In an essay on democracy for The New Criterion, Kenneth Minogue began by “observing the remarkable fact that, while democracy means a government accountable to the electorate, our rulers now make us accountable to them. Most Western governments hate me smoking, or eating the wrong kind of food, or hunting foxes, or drinking too much… The distribution of our friends does not always correspond, as governments think that it ought, to the cultural diversity of our society. We must face up to the grim fact that the rulers we elect are losing patience with us.”

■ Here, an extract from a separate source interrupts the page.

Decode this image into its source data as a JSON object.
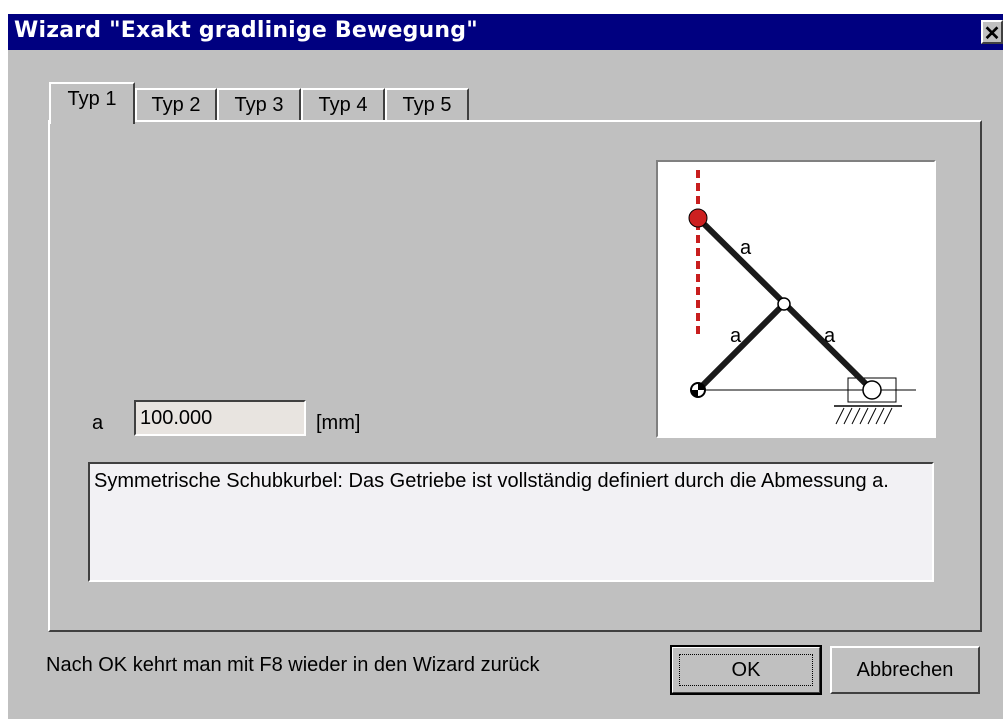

What to do? The state can, as Brecht advised, elect a new people – which the immigration policies of many western nations seem intended to accomplish. But you can also change the existing people, in profound ways and over a surprisingly short space of time. Give me a boy till seven, said the Jesuits, and I will show you the man. Give me a boy till Seventh Grade, say today’s educators, and we can eliminate the man problem entirely.The Second Amendment was not written for upland-bird hunters.